There are 80 levels included that continue to increase new challenges as paths shift, unlockable gateways are introduced, and glowing red enemies start to appear. At first, you make a bunch of noise plodding along, but soon you need to sneak around. The game lets you drag your finger to work at a normal pace, or you can tap repeatedly to bring a hush to your footsteps. You can also tap and hold to emit one loud sound to get a better view of the level, but you need to be careful. The more noise you make, the more you can see, but also the more enemies can find you. Dark Echo is all about trying to find your way by making as little noise as possible with brand new challenges continuously introduced.
Dark Echo is a bit reminiscent of Mayday in offering an innovative game mechanic, but rather than using your voice, you need to use your ears. The game is obviously designed for headphones, and it’s quite an experience to be so in tune with every footstep your character takes. There’s a minimalistic design that usually just provides white lines ricocheting off walls to depict noises, and you will also see red lines for enemies, blue lines for water, and yellow lines for gates. The game is designed for sound rather than visuals, and it’s a brand new way to explore, and interact with a game. Everything is just so well designed to immerse you in the darkness of the world, and simply rely on echoing sounds to survive.
The level variety also keeps you engaged as some levels require a stealth approach, others are about a mad dash to the finish, and still others focus on thinking your way forward. You can also blend strategies on different levels, and your only goal is to reach the exit. The best part is that you don’t know where the exit is until you’re upon it, so you need to just keep exploring. The journey is definitely the enjoyable part, especially when there’s a cave in, or forking pathway, which makes you change up your path completely. When you’re sneaking, you only get a slight view of the path, which makes handling the shifting path that much tougher. A great example of the game is the ability to trick enemies into following a sound so you can sneak away from them to then give you extra time to travel through noisy water at slow speeds.

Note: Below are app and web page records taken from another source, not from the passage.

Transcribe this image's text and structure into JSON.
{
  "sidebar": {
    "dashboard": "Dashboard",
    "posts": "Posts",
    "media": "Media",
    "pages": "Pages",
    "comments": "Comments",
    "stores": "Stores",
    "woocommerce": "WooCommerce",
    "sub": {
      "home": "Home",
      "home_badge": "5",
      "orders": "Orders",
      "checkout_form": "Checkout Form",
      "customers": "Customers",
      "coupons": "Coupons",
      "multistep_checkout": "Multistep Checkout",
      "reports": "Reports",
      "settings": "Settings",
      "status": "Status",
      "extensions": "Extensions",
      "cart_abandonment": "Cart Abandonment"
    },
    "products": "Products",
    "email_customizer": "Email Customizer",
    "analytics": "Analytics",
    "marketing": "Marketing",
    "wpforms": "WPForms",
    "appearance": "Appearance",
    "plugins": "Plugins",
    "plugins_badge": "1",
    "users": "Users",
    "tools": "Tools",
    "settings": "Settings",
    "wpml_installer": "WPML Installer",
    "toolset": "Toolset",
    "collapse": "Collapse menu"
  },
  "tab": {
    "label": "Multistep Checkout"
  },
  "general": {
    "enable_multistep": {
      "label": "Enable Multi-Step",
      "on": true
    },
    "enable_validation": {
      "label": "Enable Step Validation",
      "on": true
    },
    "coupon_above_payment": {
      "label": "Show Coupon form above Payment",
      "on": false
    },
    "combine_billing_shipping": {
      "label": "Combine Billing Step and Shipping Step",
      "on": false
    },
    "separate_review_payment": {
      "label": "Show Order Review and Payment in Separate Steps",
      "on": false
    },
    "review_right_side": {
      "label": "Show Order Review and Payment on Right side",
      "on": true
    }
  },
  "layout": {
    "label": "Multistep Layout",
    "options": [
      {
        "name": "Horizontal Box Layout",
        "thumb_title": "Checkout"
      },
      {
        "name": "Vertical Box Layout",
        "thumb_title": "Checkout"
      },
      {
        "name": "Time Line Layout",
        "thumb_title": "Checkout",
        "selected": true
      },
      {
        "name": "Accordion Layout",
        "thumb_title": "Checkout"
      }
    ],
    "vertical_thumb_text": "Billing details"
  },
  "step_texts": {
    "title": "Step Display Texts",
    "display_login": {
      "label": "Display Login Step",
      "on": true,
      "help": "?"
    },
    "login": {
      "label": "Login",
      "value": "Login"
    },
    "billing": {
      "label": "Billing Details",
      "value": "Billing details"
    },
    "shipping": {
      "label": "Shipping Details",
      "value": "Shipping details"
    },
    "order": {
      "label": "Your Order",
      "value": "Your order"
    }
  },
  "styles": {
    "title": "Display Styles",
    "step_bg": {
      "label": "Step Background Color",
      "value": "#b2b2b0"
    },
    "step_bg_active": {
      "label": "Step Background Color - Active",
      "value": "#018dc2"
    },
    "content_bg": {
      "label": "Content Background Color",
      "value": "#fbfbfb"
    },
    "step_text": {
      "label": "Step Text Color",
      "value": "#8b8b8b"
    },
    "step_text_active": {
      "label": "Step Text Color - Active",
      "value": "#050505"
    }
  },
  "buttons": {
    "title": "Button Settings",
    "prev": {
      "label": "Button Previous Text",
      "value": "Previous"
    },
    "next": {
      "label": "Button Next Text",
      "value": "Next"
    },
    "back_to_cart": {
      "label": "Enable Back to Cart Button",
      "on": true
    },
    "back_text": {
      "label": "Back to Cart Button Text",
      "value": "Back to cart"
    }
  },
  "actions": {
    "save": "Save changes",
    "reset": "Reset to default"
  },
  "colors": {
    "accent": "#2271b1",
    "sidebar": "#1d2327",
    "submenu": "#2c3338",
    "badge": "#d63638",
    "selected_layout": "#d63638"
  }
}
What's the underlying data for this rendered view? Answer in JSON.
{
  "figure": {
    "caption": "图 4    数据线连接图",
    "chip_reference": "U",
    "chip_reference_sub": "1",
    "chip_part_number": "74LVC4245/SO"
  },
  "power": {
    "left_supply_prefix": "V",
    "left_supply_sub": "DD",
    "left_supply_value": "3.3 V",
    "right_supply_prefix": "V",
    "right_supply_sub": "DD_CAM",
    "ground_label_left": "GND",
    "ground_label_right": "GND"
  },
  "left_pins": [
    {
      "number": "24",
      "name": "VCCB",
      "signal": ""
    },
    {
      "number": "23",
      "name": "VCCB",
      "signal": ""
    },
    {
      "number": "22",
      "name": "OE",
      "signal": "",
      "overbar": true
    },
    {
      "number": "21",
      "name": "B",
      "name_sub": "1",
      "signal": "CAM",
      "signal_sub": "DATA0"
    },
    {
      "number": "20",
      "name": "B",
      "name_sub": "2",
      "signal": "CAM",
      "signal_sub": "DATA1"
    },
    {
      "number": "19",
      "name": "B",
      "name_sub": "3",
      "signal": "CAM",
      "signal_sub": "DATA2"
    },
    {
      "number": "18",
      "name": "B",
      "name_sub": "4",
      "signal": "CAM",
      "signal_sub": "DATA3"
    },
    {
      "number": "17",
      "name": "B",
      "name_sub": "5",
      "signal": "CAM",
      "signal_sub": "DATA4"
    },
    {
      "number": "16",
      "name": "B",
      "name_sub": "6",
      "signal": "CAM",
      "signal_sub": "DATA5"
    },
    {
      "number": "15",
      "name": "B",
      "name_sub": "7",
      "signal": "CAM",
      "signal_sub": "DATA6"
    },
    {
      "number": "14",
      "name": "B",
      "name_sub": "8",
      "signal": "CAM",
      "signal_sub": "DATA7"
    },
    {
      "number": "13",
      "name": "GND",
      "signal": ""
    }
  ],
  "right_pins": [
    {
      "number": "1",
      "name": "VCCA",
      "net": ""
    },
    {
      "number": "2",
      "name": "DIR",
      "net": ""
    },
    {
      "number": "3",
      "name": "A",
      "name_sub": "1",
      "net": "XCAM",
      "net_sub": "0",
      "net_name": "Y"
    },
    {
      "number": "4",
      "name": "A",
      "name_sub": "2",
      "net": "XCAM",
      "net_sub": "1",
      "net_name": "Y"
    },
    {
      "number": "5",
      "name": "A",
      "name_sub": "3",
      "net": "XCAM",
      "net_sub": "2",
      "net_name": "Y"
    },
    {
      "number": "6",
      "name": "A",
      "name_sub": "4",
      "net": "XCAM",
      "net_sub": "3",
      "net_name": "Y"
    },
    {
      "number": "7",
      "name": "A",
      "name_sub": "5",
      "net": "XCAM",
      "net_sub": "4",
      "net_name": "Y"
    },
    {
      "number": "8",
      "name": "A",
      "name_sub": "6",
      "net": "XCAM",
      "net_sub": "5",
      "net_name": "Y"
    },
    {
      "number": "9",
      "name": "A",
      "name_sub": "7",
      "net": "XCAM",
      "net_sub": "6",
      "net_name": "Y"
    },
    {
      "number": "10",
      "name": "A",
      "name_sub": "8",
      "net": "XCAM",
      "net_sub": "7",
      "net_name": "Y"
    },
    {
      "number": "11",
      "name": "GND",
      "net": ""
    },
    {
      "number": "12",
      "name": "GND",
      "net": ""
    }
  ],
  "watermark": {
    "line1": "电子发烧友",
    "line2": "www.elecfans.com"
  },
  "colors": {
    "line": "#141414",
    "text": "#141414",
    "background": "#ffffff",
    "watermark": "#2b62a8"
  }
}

Dark Echo ($1.99, Universal) is an all new type of gaming adventure that is a must have that hits all the right notes.